- **Website and app data records**
══════

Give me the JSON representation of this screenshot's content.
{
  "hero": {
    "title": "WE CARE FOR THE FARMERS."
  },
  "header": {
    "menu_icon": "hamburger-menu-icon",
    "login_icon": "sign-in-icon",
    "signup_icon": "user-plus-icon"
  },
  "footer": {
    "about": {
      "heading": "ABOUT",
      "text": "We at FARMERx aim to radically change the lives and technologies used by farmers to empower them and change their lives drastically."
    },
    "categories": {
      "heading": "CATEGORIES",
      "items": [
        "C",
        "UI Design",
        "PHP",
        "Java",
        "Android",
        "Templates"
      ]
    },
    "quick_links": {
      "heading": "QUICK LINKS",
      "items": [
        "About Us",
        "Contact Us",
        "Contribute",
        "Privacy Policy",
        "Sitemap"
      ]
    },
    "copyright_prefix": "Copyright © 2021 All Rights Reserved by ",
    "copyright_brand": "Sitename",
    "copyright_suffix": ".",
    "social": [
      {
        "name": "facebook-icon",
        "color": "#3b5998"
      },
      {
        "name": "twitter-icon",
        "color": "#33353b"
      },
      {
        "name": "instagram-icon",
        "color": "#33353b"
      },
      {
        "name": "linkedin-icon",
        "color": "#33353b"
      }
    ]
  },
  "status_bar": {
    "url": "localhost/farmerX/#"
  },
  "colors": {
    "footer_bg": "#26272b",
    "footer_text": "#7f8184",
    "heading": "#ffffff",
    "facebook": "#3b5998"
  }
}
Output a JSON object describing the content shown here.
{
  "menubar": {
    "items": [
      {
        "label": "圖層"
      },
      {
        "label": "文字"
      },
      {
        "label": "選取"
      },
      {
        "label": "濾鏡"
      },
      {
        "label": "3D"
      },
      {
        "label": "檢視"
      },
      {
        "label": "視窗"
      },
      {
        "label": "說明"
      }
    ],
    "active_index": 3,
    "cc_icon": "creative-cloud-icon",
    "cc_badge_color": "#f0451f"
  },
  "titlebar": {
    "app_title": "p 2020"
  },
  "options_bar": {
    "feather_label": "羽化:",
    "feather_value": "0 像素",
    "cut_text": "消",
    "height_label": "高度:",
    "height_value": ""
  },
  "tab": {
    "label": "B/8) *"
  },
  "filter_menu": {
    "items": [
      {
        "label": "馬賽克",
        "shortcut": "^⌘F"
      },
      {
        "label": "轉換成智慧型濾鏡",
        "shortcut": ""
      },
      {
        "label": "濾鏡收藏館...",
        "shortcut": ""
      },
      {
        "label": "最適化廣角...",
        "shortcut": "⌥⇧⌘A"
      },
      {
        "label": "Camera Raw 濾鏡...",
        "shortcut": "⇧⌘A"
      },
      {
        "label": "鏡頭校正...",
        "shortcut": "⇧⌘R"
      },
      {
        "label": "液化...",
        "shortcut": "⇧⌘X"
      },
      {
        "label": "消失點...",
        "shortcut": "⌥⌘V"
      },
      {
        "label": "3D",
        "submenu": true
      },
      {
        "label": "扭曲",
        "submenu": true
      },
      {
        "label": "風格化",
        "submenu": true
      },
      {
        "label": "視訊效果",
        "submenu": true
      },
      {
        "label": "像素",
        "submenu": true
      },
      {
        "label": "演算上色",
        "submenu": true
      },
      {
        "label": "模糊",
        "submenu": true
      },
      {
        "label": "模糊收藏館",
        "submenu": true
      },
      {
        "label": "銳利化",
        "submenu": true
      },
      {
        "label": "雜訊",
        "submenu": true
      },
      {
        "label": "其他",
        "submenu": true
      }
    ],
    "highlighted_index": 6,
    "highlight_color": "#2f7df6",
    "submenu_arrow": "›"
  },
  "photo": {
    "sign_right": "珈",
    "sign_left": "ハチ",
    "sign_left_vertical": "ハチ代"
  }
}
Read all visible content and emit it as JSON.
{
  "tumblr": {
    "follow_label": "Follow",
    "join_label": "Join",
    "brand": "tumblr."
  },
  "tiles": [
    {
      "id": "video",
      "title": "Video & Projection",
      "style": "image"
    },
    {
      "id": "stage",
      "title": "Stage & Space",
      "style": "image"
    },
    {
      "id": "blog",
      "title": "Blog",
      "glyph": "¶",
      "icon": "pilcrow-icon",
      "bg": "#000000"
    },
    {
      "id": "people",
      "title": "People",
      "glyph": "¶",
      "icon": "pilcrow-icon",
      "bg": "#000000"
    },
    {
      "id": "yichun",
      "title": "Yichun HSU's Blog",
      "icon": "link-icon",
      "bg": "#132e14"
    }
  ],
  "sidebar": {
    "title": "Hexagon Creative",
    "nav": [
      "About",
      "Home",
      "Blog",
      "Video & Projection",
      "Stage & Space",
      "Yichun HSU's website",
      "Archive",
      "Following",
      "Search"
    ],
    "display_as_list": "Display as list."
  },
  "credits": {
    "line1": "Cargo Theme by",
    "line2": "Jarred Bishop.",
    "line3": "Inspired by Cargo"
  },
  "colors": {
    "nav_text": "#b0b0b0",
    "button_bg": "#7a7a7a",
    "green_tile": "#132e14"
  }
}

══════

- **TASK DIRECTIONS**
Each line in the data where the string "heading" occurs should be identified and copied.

- **ANSWER TO THE EXERCISE**
      "heading": "ABOUT",
      "heading": "CATEGORIES",
      "heading": "QUICK LINKS",
    "heading": "#ffffff",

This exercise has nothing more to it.